Cyprus has also introduced a new IP regime which provides for an 80% deemed deduction if the royalty income falls within the provisions of this new IP regime. This can make Cyprus very attractive for tech businesses or any business envisaging material R&D.
These features, coupled with the fact that capital gains derived by Cyprus resident companies are generally not subject to tax, make Cyprus an attractive holding company location.
Although Cyprus does not have a wide tax treaty network with Africa (other than with Mauritius, Seychelles, and South Africa), and therefore may not be a suitable holding location for African operations, where expansions are being considered from South Africa to Europe (or further afield), Cyprus may be an attractive option to consider.

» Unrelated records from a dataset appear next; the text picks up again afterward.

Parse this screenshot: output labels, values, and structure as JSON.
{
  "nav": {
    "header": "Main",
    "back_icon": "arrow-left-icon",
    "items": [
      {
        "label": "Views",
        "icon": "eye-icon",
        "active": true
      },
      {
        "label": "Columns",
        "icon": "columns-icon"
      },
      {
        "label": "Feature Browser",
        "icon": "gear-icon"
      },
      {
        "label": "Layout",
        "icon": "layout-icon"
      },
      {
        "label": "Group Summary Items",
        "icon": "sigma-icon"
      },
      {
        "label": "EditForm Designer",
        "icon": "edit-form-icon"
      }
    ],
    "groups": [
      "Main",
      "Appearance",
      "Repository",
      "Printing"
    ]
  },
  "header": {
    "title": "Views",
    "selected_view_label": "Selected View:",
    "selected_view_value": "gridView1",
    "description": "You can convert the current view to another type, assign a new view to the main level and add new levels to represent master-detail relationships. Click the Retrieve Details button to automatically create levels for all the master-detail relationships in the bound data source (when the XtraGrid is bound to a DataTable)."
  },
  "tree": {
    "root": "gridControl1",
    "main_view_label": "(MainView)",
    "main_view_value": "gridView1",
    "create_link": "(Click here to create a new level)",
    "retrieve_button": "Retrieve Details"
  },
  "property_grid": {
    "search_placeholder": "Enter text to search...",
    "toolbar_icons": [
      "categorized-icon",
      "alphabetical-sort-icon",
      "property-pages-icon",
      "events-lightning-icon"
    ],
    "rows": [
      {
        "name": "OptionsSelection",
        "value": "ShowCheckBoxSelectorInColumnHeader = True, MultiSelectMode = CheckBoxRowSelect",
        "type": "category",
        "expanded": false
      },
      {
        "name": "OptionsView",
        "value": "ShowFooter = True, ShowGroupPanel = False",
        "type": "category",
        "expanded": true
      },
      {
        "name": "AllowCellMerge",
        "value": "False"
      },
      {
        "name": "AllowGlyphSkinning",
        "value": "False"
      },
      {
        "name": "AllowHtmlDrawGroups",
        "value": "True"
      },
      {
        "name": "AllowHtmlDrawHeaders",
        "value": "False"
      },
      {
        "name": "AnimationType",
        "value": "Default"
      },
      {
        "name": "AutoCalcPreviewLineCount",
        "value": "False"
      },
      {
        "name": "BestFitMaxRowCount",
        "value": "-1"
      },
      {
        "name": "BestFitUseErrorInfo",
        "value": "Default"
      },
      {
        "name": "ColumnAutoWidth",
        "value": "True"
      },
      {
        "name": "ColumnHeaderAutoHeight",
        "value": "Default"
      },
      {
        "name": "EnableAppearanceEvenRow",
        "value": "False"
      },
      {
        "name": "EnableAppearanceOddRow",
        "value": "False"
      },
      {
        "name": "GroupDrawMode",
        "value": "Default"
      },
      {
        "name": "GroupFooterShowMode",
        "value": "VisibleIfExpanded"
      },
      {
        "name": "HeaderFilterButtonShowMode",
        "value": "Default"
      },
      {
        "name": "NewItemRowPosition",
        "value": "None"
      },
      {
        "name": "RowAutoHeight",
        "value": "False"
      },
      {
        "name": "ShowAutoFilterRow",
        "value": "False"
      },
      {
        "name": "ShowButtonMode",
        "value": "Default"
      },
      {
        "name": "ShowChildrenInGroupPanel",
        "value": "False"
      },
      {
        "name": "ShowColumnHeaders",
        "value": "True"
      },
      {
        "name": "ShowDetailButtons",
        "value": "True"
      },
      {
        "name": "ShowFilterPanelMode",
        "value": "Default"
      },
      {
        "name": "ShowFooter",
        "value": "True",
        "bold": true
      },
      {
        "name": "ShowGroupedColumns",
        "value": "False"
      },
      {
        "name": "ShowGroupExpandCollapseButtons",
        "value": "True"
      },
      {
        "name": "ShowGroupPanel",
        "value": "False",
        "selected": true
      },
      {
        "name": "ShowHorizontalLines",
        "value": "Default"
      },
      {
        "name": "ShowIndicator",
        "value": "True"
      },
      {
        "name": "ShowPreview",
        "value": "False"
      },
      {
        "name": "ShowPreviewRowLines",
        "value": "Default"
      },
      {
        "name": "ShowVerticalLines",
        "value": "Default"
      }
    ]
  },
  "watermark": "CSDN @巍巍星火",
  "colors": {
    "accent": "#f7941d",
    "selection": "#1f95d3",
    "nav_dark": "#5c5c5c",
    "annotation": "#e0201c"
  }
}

If you would like to explore whether Cyprus may be a beneficial location for your business to consider, please contact us.
How can we help?
How you structure your business is a critical question as you expand globally. The right structure will protect your assets, improve your currency position, support your business operations, facilitate future business expansion and changes, and optimise your overall tax rate. Trying to unscramble a sub-optimal structure entered into in haste or without full consideration of relevant facts is complex and expensive, so it’s important to plan upfront.
Structuring an international business is both a science and an art – this is our specialist area of expertise. Regan van Rooy is an international tax and structuring advisory firm focussing on Africa. We have offices in South Africa, Mauritius and Ireland and we can help you with any international tax or structuring query.